> TASK DIRECTIONS
The data beneath this task is to be duplicated exactly, in its entirety.
++++++++
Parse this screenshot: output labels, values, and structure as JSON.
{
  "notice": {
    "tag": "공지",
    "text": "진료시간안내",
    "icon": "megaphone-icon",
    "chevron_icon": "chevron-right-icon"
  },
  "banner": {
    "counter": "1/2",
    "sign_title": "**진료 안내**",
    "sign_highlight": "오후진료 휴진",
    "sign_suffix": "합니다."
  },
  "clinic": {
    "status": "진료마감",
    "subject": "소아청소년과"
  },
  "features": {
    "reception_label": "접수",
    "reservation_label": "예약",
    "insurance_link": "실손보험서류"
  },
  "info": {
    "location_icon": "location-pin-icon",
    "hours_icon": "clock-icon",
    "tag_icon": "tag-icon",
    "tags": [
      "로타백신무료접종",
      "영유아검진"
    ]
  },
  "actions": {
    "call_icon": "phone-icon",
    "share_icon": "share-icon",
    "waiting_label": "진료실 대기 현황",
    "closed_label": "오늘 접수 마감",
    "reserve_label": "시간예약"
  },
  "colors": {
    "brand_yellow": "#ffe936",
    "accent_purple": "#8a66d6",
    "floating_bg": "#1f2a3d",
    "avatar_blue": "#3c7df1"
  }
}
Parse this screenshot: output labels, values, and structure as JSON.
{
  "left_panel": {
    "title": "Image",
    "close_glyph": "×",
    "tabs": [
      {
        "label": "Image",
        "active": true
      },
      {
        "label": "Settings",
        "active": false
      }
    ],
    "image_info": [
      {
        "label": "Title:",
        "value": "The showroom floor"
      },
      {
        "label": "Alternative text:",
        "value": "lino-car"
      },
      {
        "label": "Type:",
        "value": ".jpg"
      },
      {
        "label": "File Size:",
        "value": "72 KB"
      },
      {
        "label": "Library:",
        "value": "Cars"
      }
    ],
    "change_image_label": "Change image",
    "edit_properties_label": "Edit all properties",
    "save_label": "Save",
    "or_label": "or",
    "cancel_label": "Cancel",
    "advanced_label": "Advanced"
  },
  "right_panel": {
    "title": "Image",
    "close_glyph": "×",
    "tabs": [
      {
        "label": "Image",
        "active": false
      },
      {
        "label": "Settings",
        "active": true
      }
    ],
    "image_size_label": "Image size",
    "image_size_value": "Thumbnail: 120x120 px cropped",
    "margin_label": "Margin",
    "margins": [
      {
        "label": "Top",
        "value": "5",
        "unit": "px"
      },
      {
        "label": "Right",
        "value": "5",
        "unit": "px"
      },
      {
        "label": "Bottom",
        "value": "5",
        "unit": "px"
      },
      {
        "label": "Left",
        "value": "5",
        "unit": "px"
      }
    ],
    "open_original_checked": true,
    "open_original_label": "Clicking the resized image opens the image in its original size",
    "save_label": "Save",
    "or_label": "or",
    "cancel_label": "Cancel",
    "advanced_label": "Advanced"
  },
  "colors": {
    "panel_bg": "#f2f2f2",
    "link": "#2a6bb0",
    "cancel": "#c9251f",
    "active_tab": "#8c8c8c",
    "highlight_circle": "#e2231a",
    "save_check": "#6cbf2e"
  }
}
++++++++
> TASK SOLUTION
Parse this screenshot: output labels, values, and structure as JSON.
{
  "notice": {
    "tag": "공지",
    "text": "진료시간안내",
    "icon": "megaphone-icon",
    "chevron_icon": "chevron-right-icon"
  },
  "banner": {
    "counter": "1/2",
    "sign_title": "**진료 안내**",
    "sign_highlight": "오후진료 휴진",
    "sign_suffix": "합니다."
  },
  "clinic": {
    "status": "진료마감",
    "subject": "소아청소년과"
  },
  "features": {
    "reception_label": "접수",
    "reservation_label": "예약",
    "insurance_link": "실손보험서류"
  },
  "info": {
    "location_icon": "location-pin-icon",
    "hours_icon": "clock-icon",
    "tag_icon": "tag-icon",
    "tags": [
      "로타백신무료접종",
      "영유아검진"
    ]
  },
  "actions": {
    "call_icon": "phone-icon",
    "share_icon": "share-icon",
    "waiting_label": "진료실 대기 현황",
    "closed_label": "오늘 접수 마감",
    "reserve_label": "시간예약"
  },
  "colors": {
    "brand_yellow": "#ffe936",
    "accent_purple": "#8a66d6",
    "floating_bg": "#1f2a3d",
    "avatar_blue": "#3c7df1"
  }
}
Parse this screenshot: output labels, values, and structure as JSON.
{
  "left_panel": {
    "title": "Image",
    "close_glyph": "×",
    "tabs": [
      {
        "label": "Image",
        "active": true
      },
      {
        "label": "Settings",
        "active": false
      }
    ],
    "image_info": [
      {
        "label": "Title:",
        "value": "The showroom floor"
      },
      {
        "label": "Alternative text:",
        "value": "lino-car"
      },
      {
        "label": "Type:",
        "value": ".jpg"
      },
      {
        "label": "File Size:",
        "value": "72 KB"
      },
      {
        "label": "Library:",
        "value": "Cars"
      }
    ],
    "change_image_label": "Change image",
    "edit_properties_label": "Edit all properties",
    "save_label": "Save",
    "or_label": "or",
    "cancel_label": "Cancel",
    "advanced_label": "Advanced"
  },
  "right_panel": {
    "title": "Image",
    "close_glyph": "×",
    "tabs": [
      {
        "label": "Image",
        "active": false
      },
      {
        "label": "Settings",
        "active": true
      }
    ],
    "image_size_label": "Image size",
    "image_size_value": "Thumbnail: 120x120 px cropped",
    "margin_label": "Margin",
    "margins": [
      {
        "label": "Top",
        "value": "5",
        "unit": "px"
      },
      {
        "label": "Right",
        "value": "5",
        "unit": "px"
      },
      {
        "label": "Bottom",
        "value": "5",
        "unit": "px"
      },
      {
        "label": "Left",
        "value": "5",
        "unit": "px"
      }
    ],
    "open_original_checked": true,
    "open_original_label": "Clicking the resized image opens the image in its original size",
    "save_label": "Save",
    "or_label": "or",
    "cancel_label": "Cancel",
    "advanced_label": "Advanced"
  },
  "colors": {
    "panel_bg": "#f2f2f2",
    "link": "#2a6bb0",
    "cancel": "#c9251f",
    "active_tab": "#8c8c8c",
    "highlight_circle": "#e2231a",
    "save_check": "#6cbf2e"
  }
}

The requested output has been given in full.